→ **DESCRIPTION OF THE TASK**: Below are records. Find each line in them that holds the word "eyebrow" and copy it.

→ **RECORDS PROVIDED**:

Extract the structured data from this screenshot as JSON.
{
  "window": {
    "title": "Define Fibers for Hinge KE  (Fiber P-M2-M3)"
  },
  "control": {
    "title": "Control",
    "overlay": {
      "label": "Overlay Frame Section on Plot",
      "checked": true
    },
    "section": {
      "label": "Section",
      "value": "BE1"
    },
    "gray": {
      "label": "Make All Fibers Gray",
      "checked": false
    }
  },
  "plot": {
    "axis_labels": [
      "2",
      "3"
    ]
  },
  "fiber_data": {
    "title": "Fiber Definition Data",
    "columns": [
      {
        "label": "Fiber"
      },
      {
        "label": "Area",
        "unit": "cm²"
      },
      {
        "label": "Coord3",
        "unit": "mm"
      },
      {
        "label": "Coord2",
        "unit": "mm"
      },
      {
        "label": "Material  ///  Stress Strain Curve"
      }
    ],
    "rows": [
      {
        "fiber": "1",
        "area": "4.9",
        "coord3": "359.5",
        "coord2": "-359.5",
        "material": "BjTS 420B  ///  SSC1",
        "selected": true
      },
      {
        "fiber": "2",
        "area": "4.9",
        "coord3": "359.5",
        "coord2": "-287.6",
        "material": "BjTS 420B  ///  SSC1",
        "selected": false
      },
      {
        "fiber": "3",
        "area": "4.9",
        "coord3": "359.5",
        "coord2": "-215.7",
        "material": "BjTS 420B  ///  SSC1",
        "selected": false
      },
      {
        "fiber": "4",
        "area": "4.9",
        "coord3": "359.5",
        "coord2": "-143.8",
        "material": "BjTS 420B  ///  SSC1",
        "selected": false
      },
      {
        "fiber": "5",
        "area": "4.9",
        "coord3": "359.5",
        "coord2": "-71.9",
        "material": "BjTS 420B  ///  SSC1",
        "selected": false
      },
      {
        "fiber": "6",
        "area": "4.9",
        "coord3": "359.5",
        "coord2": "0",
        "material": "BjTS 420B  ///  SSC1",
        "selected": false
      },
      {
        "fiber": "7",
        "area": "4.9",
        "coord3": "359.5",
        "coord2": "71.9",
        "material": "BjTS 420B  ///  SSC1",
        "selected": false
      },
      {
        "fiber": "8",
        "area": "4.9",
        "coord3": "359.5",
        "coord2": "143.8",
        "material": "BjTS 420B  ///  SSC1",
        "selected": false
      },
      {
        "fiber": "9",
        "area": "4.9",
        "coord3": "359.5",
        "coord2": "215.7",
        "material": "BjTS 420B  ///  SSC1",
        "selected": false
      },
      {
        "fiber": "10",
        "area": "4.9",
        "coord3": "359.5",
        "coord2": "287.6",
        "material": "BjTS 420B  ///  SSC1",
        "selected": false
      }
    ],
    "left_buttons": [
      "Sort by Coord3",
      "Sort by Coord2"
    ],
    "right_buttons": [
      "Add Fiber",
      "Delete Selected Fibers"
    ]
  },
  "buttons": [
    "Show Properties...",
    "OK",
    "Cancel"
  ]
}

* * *

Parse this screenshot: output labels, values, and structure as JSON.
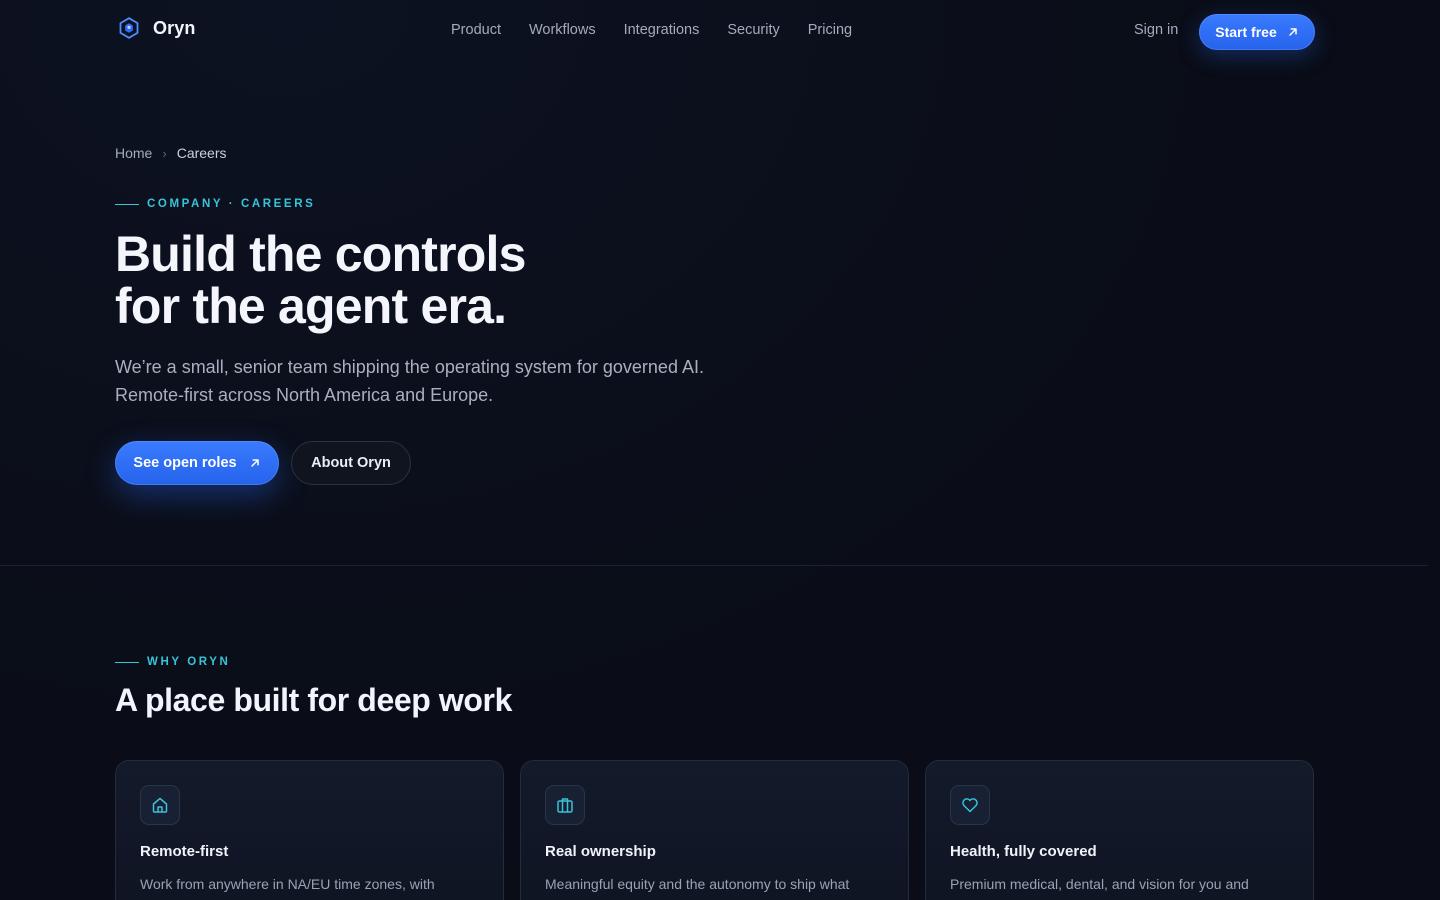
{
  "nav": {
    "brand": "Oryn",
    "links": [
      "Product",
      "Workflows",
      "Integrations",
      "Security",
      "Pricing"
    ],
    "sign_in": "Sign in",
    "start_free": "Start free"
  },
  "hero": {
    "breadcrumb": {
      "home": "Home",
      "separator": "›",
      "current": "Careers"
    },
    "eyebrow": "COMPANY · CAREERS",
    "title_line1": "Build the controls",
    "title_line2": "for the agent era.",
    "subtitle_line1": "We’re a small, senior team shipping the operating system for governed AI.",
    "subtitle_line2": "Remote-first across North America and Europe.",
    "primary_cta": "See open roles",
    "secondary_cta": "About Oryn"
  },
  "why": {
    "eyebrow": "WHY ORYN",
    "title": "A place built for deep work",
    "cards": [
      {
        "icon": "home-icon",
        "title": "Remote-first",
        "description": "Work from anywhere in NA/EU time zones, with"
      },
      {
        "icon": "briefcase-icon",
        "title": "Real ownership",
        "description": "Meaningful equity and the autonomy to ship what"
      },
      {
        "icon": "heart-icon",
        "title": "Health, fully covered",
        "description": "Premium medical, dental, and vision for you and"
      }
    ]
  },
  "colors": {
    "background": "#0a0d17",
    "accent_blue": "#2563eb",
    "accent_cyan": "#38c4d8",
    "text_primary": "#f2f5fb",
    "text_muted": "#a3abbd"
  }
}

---

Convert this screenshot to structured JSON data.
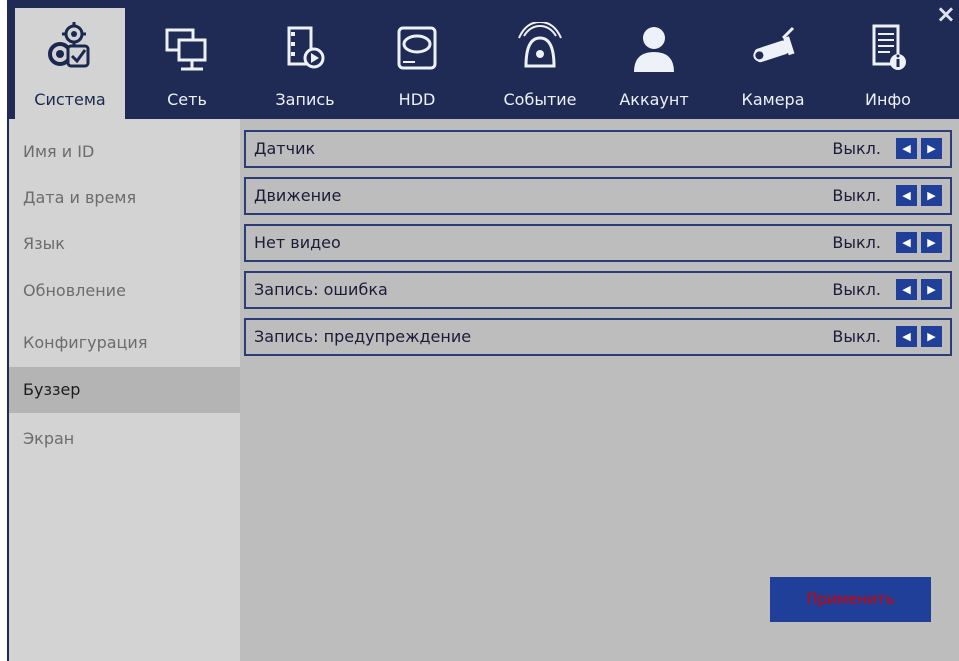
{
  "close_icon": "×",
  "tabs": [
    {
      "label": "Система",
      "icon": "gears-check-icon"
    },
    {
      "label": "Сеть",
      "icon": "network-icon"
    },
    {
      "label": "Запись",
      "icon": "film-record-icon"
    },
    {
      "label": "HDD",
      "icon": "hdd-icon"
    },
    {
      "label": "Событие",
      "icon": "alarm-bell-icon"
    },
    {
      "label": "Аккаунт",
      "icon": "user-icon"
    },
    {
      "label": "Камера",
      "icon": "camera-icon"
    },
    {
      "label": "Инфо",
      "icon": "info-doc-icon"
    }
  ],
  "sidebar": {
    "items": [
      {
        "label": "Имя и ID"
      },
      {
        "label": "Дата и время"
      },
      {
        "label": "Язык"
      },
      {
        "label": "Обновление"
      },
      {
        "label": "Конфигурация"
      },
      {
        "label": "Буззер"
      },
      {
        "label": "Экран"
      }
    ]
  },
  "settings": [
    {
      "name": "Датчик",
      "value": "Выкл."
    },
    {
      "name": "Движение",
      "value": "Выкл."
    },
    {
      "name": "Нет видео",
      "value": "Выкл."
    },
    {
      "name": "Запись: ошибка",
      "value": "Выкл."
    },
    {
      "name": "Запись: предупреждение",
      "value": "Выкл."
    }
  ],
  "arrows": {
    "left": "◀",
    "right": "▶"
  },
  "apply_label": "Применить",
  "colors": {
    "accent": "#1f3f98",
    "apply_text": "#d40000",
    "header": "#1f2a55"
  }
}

→ **THE COMPLETED TASK**:
    "eyebrow": "COMPANY · CAREERS",
    "eyebrow": "WHY ORYN",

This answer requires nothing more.